* [RECORDED DATA]

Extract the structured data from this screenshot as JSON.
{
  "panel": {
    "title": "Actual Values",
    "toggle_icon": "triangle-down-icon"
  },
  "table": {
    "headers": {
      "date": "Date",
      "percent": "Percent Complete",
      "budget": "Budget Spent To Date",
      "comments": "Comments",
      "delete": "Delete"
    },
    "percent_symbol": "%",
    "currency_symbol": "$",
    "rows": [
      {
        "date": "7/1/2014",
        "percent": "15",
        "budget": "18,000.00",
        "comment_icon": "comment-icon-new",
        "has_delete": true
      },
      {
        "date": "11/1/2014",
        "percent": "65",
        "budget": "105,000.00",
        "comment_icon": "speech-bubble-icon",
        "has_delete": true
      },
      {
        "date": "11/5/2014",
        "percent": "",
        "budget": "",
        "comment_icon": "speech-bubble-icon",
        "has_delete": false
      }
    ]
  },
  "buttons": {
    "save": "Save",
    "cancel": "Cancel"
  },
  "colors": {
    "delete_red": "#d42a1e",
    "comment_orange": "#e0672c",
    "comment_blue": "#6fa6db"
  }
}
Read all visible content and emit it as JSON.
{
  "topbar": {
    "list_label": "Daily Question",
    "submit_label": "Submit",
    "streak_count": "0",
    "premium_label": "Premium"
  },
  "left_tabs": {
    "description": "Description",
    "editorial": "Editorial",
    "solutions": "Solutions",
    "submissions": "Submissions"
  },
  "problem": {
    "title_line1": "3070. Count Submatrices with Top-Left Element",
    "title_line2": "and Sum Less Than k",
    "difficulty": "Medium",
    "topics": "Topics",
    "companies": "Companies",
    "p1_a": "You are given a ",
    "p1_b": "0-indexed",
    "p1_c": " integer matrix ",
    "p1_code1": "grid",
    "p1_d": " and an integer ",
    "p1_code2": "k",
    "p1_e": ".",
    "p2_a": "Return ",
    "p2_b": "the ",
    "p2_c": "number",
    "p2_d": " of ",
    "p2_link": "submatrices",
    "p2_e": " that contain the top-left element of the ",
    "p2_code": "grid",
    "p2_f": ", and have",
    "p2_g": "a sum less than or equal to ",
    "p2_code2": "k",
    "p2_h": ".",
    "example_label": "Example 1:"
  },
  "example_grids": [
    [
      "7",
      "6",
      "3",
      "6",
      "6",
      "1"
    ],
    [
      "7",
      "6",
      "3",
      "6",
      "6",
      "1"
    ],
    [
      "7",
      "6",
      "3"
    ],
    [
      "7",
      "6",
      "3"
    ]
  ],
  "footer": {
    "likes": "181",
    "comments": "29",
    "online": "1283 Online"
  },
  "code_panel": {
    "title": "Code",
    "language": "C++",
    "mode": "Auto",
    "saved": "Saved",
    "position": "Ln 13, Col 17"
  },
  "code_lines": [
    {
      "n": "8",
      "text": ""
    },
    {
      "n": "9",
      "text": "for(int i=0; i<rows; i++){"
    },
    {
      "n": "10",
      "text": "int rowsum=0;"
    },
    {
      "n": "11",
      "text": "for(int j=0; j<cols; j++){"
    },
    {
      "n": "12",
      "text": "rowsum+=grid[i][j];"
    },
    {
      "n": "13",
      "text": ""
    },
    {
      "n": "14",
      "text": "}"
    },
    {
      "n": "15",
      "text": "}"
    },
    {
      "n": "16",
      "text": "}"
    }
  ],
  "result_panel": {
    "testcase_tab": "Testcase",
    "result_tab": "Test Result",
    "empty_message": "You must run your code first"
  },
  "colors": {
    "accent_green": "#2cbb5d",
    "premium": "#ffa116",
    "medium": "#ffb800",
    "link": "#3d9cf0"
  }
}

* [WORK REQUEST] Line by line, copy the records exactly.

* [OUTPUT]
Extract the structured data from this screenshot as JSON.
{
  "panel": {
    "title": "Actual Values",
    "toggle_icon": "triangle-down-icon"
  },
  "table": {
    "headers": {
      "date": "Date",
      "percent": "Percent Complete",
      "budget": "Budget Spent To Date",
      "comments": "Comments",
      "delete": "Delete"
    },
    "percent_symbol": "%",
    "currency_symbol": "$",
    "rows": [
      {
        "date": "7/1/2014",
        "percent": "15",
        "budget": "18,000.00",
        "comment_icon": "comment-icon-new",
        "has_delete": true
      },
      {
        "date": "11/1/2014",
        "percent": "65",
        "budget": "105,000.00",
        "comment_icon": "speech-bubble-icon",
        "has_delete": true
      },
      {
        "date": "11/5/2014",
        "percent": "",
        "budget": "",
        "comment_icon": "speech-bubble-icon",
        "has_delete": false
      }
    ]
  },
  "buttons": {
    "save": "Save",
    "cancel": "Cancel"
  },
  "colors": {
    "delete_red": "#d42a1e",
    "comment_orange": "#e0672c",
    "comment_blue": "#6fa6db"
  }
}
Read all visible content and emit it as JSON.
{
  "topbar": {
    "list_label": "Daily Question",
    "submit_label": "Submit",
    "streak_count": "0",
    "premium_label": "Premium"
  },
  "left_tabs": {
    "description": "Description",
    "editorial": "Editorial",
    "solutions": "Solutions",
    "submissions": "Submissions"
  },
  "problem": {
    "title_line1": "3070. Count Submatrices with Top-Left Element",
    "title_line2": "and Sum Less Than k",
    "difficulty": "Medium",
    "topics": "Topics",
    "companies": "Companies",
    "p1_a": "You are given a ",
    "p1_b": "0-indexed",
    "p1_c": " integer matrix ",
    "p1_code1": "grid",
    "p1_d": " and an integer ",
    "p1_code2": "k",
    "p1_e": ".",
    "p2_a": "Return ",
    "p2_b": "the ",
    "p2_c": "number",
    "p2_d": " of ",
    "p2_link": "submatrices",
    "p2_e": " that contain the top-left element of the ",
    "p2_code": "grid",
    "p2_f": ", and have",
    "p2_g": "a sum less than or equal to ",
    "p2_code2": "k",
    "p2_h": ".",
    "example_label": "Example 1:"
  },
  "example_grids": [
    [
      "7",
      "6",
      "3",
      "6",
      "6",
      "1"
    ],
    [
      "7",
      "6",
      "3",
      "6",
      "6",
      "1"
    ],
    [
      "7",
      "6",
      "3"
    ],
    [
      "7",
      "6",
      "3"
    ]
  ],
  "footer": {
    "likes": "181",
    "comments": "29",
    "online": "1283 Online"
  },
  "code_panel": {
    "title": "Code",
    "language": "C++",
    "mode": "Auto",
    "saved": "Saved",
    "position": "Ln 13, Col 17"
  },
  "code_lines": [
    {
      "n": "8",
      "text": ""
    },
    {
      "n": "9",
      "text": "for(int i=0; i<rows; i++){"
    },
    {
      "n": "10",
      "text": "int rowsum=0;"
    },
    {
      "n": "11",
      "text": "for(int j=0; j<cols; j++){"
    },
    {
      "n": "12",
      "text": "rowsum+=grid[i][j];"
    },
    {
      "n": "13",
      "text": ""
    },
    {
      "n": "14",
      "text": "}"
    },
    {
      "n": "15",
      "text": "}"
    },
    {
      "n": "16",
      "text": "}"
    }
  ],
  "result_panel": {
    "testcase_tab": "Testcase",
    "result_tab": "Test Result",
    "empty_message": "You must run your code first"
  },
  "colors": {
    "accent_green": "#2cbb5d",
    "premium": "#ffa116",
    "medium": "#ffb800",
    "link": "#3d9cf0"
  }
}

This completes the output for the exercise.